Walkers: Bruce (leading), Alex K, Anne, Yang, Saw, Nancy (Chu), Cherie, Emma, Megh, Katherine, Erica, Alex A, Lena, Matthew, Edwin, Sarah.
Date: 6 March 2016.
Another walk with a cast of thousands, demonstrating that there are eager people out there wanting to go on walks….
We met together at Circular Quay and set off on the half hour ferry ride to Manly, encountering a bit of a swell crossing the heads. Anne met up with us on the Manly Wharf.
From there it was an uneventful walk along footpaths and streets to North Harbour, where we found that the tide was low enough to cross that sand and mud flats, avoiding a road bash and taking half a km off the walk.
Then it was past Forty Baskets Beach to start the climb on the track up to Dobroyd Head.
Halfway along we deviated to go down the track to Crater Cove and its collection of Depression Era shacks. This track is quite rough and unlike any of the other tracks on this walk.
At Crater Cove we had a morning tea break.
I thought if a bit odd that no one so far had commented on my statement in the walks notice that there would be lots of dragons. Apparently some of the walkers thought that I was just having a joke…until the first Dragon appeared at Crater Cove. It was quickly followed by four others including a rather large one who came to check us out. One showed a great interest in Lena’s sandwich and made a run for it, with Lena instinctively jumping back (they look scary but are quite harmless).

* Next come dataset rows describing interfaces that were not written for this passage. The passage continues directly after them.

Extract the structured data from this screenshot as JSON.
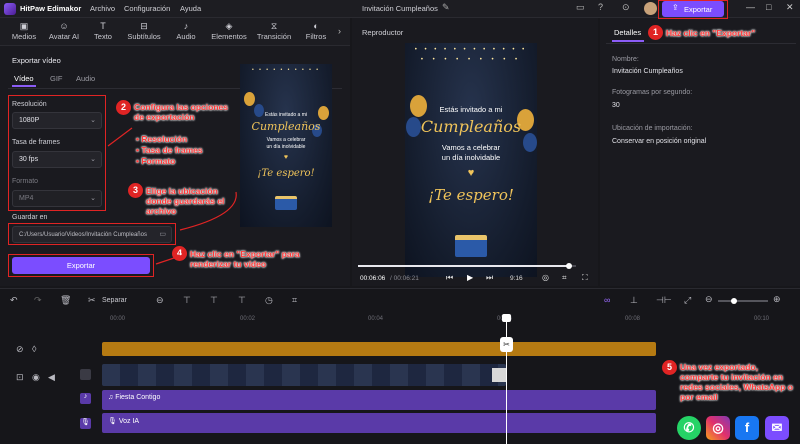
{
  "app": {
    "title": "HitPaw Edimakor",
    "project": "Invitación Cumpleaños"
  },
  "menu": [
    "Archivo",
    "Configuración",
    "Ayuda"
  ],
  "export_top_label": "Exportar",
  "toolbar": [
    "Medios",
    "Avatar AI",
    "Texto",
    "Subtítulos",
    "Audio",
    "Elementos",
    "Transición",
    "Filtros"
  ],
  "export_panel": {
    "title": "Exportar vídeo",
    "tabs": [
      "Vídeo",
      "GIF",
      "Audio"
    ],
    "resolution_label": "Resolución",
    "resolution_value": "1080P",
    "framerate_label": "Tasa de frames",
    "framerate_value": "30 fps",
    "format_label": "Formato",
    "format_value": "MP4",
    "save_label": "Guardar en",
    "save_path": "C:/Users/Usuario/Videos/Invitación Cumpleaños",
    "export_button": "Exportar"
  },
  "invitation": {
    "line1": "Estás invitado a mi",
    "line2": "Cumpleaños",
    "line3": "Vamos a celebrar",
    "line4": "un día inolvidable",
    "line5": "¡Te espero!"
  },
  "player": {
    "title": "Reproductor",
    "current_time": "00:06:06",
    "total_time": "/ 00:06:21",
    "aspect": "9:16",
    "progress": 0.97
  },
  "details": {
    "tab": "Detalles",
    "name_label": "Nombre:",
    "name_value": "Invitación Cumpleaños",
    "fps_label": "Fotogramas por segundo:",
    "fps_value": "30",
    "import_label": "Ubicación de importación:",
    "import_value": "Conservar en posición original"
  },
  "timeline": {
    "split_label": "Separar",
    "ruler": [
      "00:00",
      "00:02",
      "00:04",
      "00:06",
      "00:08",
      "00:10"
    ],
    "audio_tracks": [
      "Fiesta Contigo",
      "Voz IA"
    ]
  },
  "annotations": {
    "a1": "Haz clic en \"Exportar\"",
    "a2_title": "Configura las opciones de exportación",
    "a2_items": [
      "Resolución",
      "Tasa de frames",
      "Formato"
    ],
    "a3": "Elige la ubicación donde guardarás el archivo",
    "a4": "Haz clic en \"Exportar\" para renderizar tu vídeo",
    "a5": "Una vez exportado, comparte tu invitación en redes sociales, WhatsApp o por email",
    "numbers": [
      "1",
      "2",
      "3",
      "4",
      "5"
    ]
  },
  "colors": {
    "accent": "#7b4dff",
    "annotation_red": "#e02424",
    "gold": "#f0c45a",
    "video_track": "#b57a12",
    "audio_track": "#5a3aa8"
  }
}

After a break entertaining the Dragons, we returned via the rough track to the main track at Dobroyd. As it is being upgraded it was lined with what looked like large shopping bags full of sandstone blocks. As the day was starting to heat up we passed quickly through this section which through high scrub and offers little shade. It also doesn’t get much of a breeze so can get stiflingly hot.
At last we reached the lightly forested section near Castle Rock and then went down to the beach there to have lunch. As the day was very warm there were lots of people there so we only stayed long enough to eat lunch. We climbed a rock to get a perch above the crowd. I made a mental note to go a couple of hundred metres along the track to another beach which, I noticed later, was much less crowded.

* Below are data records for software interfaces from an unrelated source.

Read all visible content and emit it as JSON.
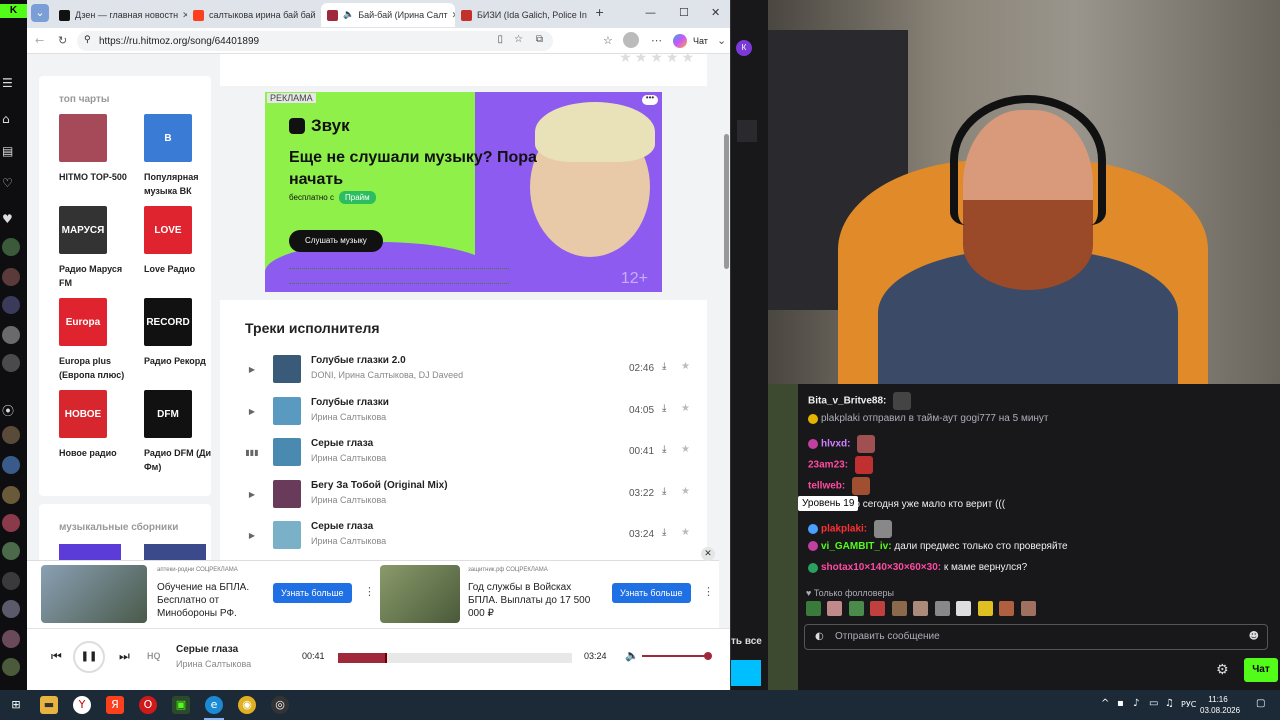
{
  "browser": {
    "tabs": [
      {
        "label": "Дзен — главная новостн",
        "color": "#1a1a1a"
      },
      {
        "label": "салтыкова ирина бай бай",
        "color": "#fc3f1d"
      },
      {
        "label": "Бай-бай (Ирина Салт",
        "color": "#a0283b",
        "active": true
      },
      {
        "label": "БИЗИ (Ida Galich, Police In",
        "color": "#c4302b"
      }
    ],
    "url": "https://ru.hitmoz.org/song/64401899",
    "chat_label": "Чат"
  },
  "sidebar": {
    "charts_title": "топ чарты",
    "charts": [
      {
        "label": "HITMO TOP-500",
        "thumb_color": "#a64a5a",
        "thumb_text": ""
      },
      {
        "label": "Популярная музыка ВК",
        "thumb_color": "#3a7bd5",
        "thumb_text": "B"
      },
      {
        "label": "Радио Маруся FM",
        "thumb_color": "#333333",
        "thumb_text": "МАРУСЯ"
      },
      {
        "label": "Love Радио",
        "thumb_color": "#e0242f",
        "thumb_text": "LOVE"
      },
      {
        "label": "Europa plus (Европа плюс)",
        "thumb_color": "#e0242f",
        "thumb_text": "Europa"
      },
      {
        "label": "Радио Рекорд",
        "thumb_color": "#111111",
        "thumb_text": "RECORD"
      },
      {
        "label": "Новое радио",
        "thumb_color": "#d7262e",
        "thumb_text": "НОВОЕ"
      },
      {
        "label": "Радио DFM (Ди Фм)",
        "thumb_color": "#111111",
        "thumb_text": "DFM"
      }
    ],
    "collections_title": "музыкальные сборники"
  },
  "ad": {
    "reklama": "РЕКЛАМА",
    "brand": "Звук",
    "headline": "Еще не слушали музыку? Пора начать",
    "sub": "бесплатно с",
    "prime": "Прайм",
    "cta": "Слушать музыку",
    "age": "12+",
    "more": "•••"
  },
  "tracks": {
    "title": "Треки исполнителя",
    "items": [
      {
        "title": "Голубые глазки 2.0",
        "artist": "DONI, Ирина Салтыкова, DJ Daveed",
        "duration": "02:46",
        "cover": "#3a5a7a",
        "playing": false
      },
      {
        "title": "Голубые глазки",
        "artist": "Ирина Салтыкова",
        "duration": "04:05",
        "cover": "#5a9ac0",
        "playing": false
      },
      {
        "title": "Серые глаза",
        "artist": "Ирина Салтыкова",
        "duration": "00:41",
        "cover": "#4a8ab0",
        "playing": true
      },
      {
        "title": "Бегу За Тобой (Original Mix)",
        "artist": "Ирина Салтыкова",
        "duration": "03:22",
        "cover": "#6a3a5a",
        "playing": false
      },
      {
        "title": "Серые глаза",
        "artist": "Ирина Салтыкова",
        "duration": "03:24",
        "cover": "#7ab0c8",
        "playing": false
      }
    ]
  },
  "bottom_ads": [
    {
      "source": "аптеки-родни  СОЦРЕКЛАМА",
      "text": "Обучение на БПЛА. Бесплатно от Минобороны РФ.",
      "button": "Узнать больше",
      "img": "#5a6a7a"
    },
    {
      "source": "защитник.рф  СОЦРЕКЛАМА",
      "text": "Год службы в Войсках БПЛА. Выплаты до 17 500 000 ₽",
      "button": "Узнать больше",
      "img": "#6a7a5a"
    }
  ],
  "player": {
    "hq": "HQ",
    "title": "Серые глаза",
    "artist": "Ирина Салтыкова",
    "current": "00:41",
    "total": "03:24",
    "progress": 0.2,
    "volume": 1.0
  },
  "stream": {
    "see_all": "ть все"
  },
  "chat": {
    "messages": [
      {
        "user": "Bita_v_Britve88:",
        "text": "",
        "color": "#efeff1",
        "badge": "",
        "emote": "#444"
      },
      {
        "user": "",
        "text": "plakplaki отправил в тайм-аут gogi777 на 5 минут",
        "color": "#adadb8",
        "badge": "#e6b400",
        "emote": ""
      },
      {
        "user": "hlvxd:",
        "text": "",
        "color": "#d080ff",
        "badge": "#c040a0",
        "emote": "#a05050"
      },
      {
        "user": "23am23:",
        "text": "",
        "color": "#ff4aa0",
        "badge": "",
        "emote": "#c03030"
      },
      {
        "user": "tellweb:",
        "text": "",
        "color": "#ff4aa0",
        "badge": "",
        "emote": "#a05030"
      },
      {
        "user": "",
        "text": "ечально но сегодня уже мало кто верит (((",
        "color": "#efeff1",
        "badge": "",
        "emote": ""
      },
      {
        "user": "plakplaki:",
        "text": "",
        "color": "#ff3030",
        "badge": "#4aa0ff",
        "emote": "#888"
      },
      {
        "user": "vi_GAMBIT_iv:",
        "text": "дали предмес только сто проверяйте",
        "color": "#53fc18",
        "badge": "#c040a0",
        "emote": ""
      },
      {
        "user": "shotax10×140×30×60×30:",
        "text": "к маме вернулся?",
        "color": "#ff4aa0",
        "badge": "#2aa060",
        "emote": ""
      }
    ],
    "tooltip": "Уровень 19",
    "followers": "Только фолловеры",
    "input_placeholder": "Отправить сообщение",
    "send": "Чат"
  },
  "taskbar": {
    "lang": "РУС",
    "time": "11:16",
    "date": "03.08.2026"
  }
}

Then it was back along the track to Clontarf, noted for its beach as well as the Northern Sewer Pumping Station (cleverly disguised as an Ancient Egyptian monument), and also where an Irishman tried to assassinate Prince Alfred, Queen Victoria’s second son, in 1868. Advantage was taken of the loos there as well as the water taps. This is the halfway point if you are walking all the way to Taronga.
Then we continued onto the Spit Bridge via a track which partly follows the old Manly Tramline, hence the railway ballast underfoot on this section. On the Bridge we encountered a quite strong breeze which was also welcomely cool on this quite warm day. We got this sea-breeze for the rest of the walk. At The Spit, Megh and one other left us to get a bus from there back to the City, and the remaining 14 of us set off around the Southern Sewer pumping station, also, like its Clontarf counterpart, cleverly disguised as an Ancient Egyptian monument.

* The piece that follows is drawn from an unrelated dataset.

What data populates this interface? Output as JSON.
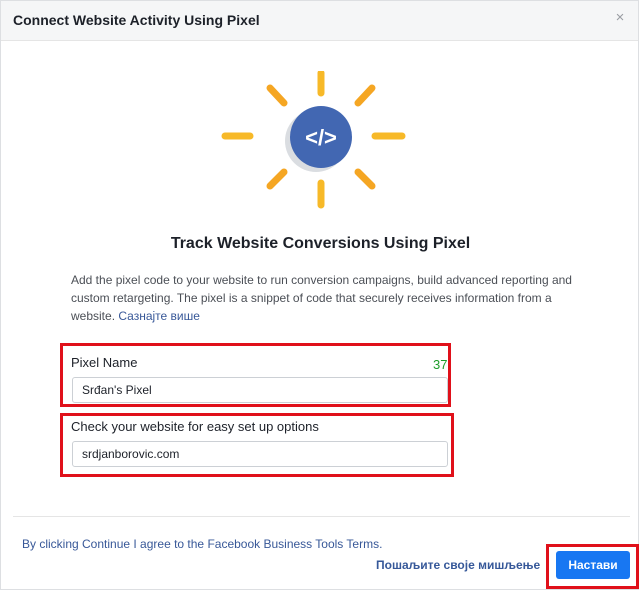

From there it was along the unnamed beach which is only uncovered at low tide (as it was this day) to get to Chinaman’s Beach. Along the way I had an impromptu stop to give First Aid to a small girl who had cut her ankle on the sharp Oyster shells there. I was aided by her two sisters (future doctors maybe?). Her mother was on a nearby cruiser, and came off the boat and was appreciative of the assistance.
It’s a warning to be careful walking on the rocks in this area, some of which have razor-sharp shells attached to them.
From Chinamans Beach it is an unavoidable road bash to Balmoral Beach. here 6 of the group left for the bus back to the City, as some had Uni work to finish off that evening. the remaining 8 of us then had a break and a well deserved dip in the water. This was at 14km along the walk.
Then we set off along the track up Laurie Plunkett reserve, which is the old Balmoral tramline right of way. It goes through a cutting which, once inside it, closes off any notion that we are in the middle of suburbia. This track is more easily graded than the “official” track to Middle Head, as it was after all graded for trams to climb up to Middle Head road. It adds only about 200m to the walk but also includes a road bash along Middle Head Road as far the the Army Barracks, through which a detour is made to rejoin the track to Chowder Bay.
After Chowder Bay it is a walk through bushland (where we saw the only turkey) to Bradley’s Head with its HMAS Sydney mast and memorial, and more recently, little plaques commemorating the “Scrap Iron Flotilla”. (History note: Google the term, and you will be surprised where that name came from – hint: originated in Germany).
After a rest there, we continued along the track down to the wharf at Taronga, where Emma go her bus to Mosman, and the remaining seven, having now covered 20km, rested our feet for the ferry ride back to Circular Quay.
This wan enjoyable walk in quite warm weather with shaded sections where and when we needed it. Everyone seemed to like it and had a good time.
And no “no shows”, either!